“A shirtless Mick Jagger, relaxing poolside in Savannah, Ga., in 1965, intently studies the back cover of Bob Dylan’s then-new “Bringing It All Back Home” album, still in the shrink wrap.
John Lennon, Paul McCartney and Ringo Starr gaze with delight as George Harrison tosses a yellow balloon into the air as the Beatles cavort in 1964 on the patio of a private Bel-Air mansion.
Various photos capture the Stones recording at the fabled Chess Records studio in Chicago in June 1964, shortly after their first U.S. concert stop in San Bernardino; Jagger doing his best James Brown dance moves during the band’s performance in Santa Monica for “The T.A.M.I. Show,” and the Beatles’ 1965 tour stop in Bloomington, Minn., the only show for which press photographers were not allowed in because of security issues.
In one shot from the Beatles’ 1965 performance of “I’m Down” in Portland, Ore., Lennon, wearing the signature Shea Stadium jacket and fisherman’s cap, jabs an electric piano keyboard with his right elbow, like his hero Jerry Lee Lewis, as other members of the Fab Four look on.
The images are from the Bob Bonis Archive, a collection Bonis started amassing during his stint as the Rolling Stones tour manager on their first visit to the U.S. in 1964, which in turn led the Beatles to hire him for their forays to the States.
Bonis kept the images private for his entire life. After his death in 1992, they sat in a family basement until about five years ago, when son Alex Bonis decided to let them see the light of day.
“They are amazing photos,” said Wayne Johnson, co-owner of Rockaway Records in Los Angeles, which specializes in Beatles collectibles and memorabilia. “They are really cool shots that most people have never seen, and they should do well with the right marketing and publicity.”
The Bob Bonis Archive plans to roll out the photos at the rate of 10 per month over the next two years. They’ll be sold through eBay’s art and collectibles store, which through the online auction and sales site’s Giving Works charity arm will earmark 10% of proceeds from the first batch of 30 images to benefit the Grammy Foundation and the Grammy Museum.
The photos will be offered as limited-edition numbered chromogenic prints that each will carry a certificate of authenticity from the Grammy Museum. They are being created in editions of 250 for 11-by-14-inch prints priced starting at $175, plus 75 16-by-20-inch prints starting at $385 and 50 more 20-by-24 inch prints to be sold starting at $625.

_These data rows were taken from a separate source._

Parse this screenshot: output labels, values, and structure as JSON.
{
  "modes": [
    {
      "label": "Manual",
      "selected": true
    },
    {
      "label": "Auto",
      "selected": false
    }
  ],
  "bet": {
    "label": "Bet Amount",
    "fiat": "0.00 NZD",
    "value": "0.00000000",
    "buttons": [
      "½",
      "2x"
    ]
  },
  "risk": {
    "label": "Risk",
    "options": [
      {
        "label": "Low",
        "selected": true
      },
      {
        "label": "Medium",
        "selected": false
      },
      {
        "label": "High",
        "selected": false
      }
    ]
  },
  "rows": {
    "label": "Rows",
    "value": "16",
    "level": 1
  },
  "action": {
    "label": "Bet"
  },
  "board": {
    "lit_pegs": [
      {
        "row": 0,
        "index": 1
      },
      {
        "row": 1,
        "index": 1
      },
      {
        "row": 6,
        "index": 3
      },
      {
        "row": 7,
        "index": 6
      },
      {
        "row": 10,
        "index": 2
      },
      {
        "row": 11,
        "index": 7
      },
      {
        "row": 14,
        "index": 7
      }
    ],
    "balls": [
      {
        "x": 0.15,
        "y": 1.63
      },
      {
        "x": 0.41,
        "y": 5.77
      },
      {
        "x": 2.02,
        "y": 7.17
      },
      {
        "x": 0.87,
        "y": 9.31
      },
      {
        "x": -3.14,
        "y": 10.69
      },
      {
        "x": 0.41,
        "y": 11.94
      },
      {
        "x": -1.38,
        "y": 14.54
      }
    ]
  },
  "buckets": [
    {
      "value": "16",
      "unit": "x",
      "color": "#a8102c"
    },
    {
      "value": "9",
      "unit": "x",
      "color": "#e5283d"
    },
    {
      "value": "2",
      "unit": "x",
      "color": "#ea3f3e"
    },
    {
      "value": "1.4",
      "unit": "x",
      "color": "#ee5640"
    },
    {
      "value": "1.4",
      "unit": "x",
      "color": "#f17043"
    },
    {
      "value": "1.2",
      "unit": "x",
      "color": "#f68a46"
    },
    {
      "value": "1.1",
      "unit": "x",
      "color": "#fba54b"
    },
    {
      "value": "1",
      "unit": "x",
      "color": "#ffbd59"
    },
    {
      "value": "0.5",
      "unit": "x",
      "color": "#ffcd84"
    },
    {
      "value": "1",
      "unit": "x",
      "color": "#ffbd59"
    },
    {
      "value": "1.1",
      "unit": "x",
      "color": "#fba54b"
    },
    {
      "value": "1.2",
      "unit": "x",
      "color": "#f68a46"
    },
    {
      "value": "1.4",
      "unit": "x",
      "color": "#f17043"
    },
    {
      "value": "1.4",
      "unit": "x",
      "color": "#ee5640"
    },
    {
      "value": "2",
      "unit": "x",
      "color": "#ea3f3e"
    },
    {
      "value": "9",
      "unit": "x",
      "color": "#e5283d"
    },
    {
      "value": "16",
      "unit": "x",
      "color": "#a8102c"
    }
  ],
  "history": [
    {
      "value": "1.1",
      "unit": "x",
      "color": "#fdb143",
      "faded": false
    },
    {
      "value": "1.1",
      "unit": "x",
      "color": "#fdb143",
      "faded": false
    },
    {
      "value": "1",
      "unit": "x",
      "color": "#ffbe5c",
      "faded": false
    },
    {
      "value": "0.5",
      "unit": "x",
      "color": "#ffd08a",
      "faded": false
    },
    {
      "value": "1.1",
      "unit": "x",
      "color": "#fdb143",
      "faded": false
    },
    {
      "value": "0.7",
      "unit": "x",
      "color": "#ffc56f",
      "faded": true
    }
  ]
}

“We wanted to open the field for people to have the opportunity to own rare, limited-edition art,” said Kurt Benjamin, a hedge-fund investor who is managing partner of the Bonis photo archive. “We wanted to create an environment that made it cost effective.”
“You have to see how unguarded and intimate they are,” he said. “They’re very, very unique and unlike anything I’ve ever seen before.
Each quarter, Benjamin said the archive will stage a special event pegged to the release of the next round of 30 images, to be parsed out 10 per month. They’ll be sold first come, first served at fixed prices rather than being auctioned to the highest bidders.”